Dataset rows for apps and sites:
- Opening Delimiter -

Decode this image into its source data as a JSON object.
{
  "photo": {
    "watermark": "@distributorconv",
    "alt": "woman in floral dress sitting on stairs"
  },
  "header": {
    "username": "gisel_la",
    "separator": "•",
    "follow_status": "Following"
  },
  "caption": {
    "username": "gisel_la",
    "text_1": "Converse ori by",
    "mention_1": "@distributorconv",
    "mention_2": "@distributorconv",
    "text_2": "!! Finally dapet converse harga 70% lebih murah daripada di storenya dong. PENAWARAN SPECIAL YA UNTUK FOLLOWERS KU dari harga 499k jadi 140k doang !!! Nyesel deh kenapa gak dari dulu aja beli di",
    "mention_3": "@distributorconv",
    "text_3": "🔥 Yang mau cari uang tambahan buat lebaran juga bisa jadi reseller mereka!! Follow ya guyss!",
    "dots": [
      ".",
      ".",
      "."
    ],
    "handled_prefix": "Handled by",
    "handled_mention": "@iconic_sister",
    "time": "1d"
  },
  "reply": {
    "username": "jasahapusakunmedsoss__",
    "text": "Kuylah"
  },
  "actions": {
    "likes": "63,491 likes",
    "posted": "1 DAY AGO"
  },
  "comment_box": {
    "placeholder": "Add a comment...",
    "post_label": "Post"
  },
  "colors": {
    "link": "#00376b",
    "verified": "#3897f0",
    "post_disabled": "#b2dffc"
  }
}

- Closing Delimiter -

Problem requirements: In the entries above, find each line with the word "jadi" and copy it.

Response below:
    "text_2": "!! Finally dapet converse harga 70% lebih murah daripada di storenya dong. PENAWARAN SPECIAL YA UNTUK FOLLOWERS KU dari harga 499k jadi 140k doang !!! Nyesel deh kenapa gak dari dulu aja beli di",
    "text_3": "🔥 Yang mau cari uang tambahan buat lebaran juga bisa jadi reseller mereka!! Follow ya guyss!",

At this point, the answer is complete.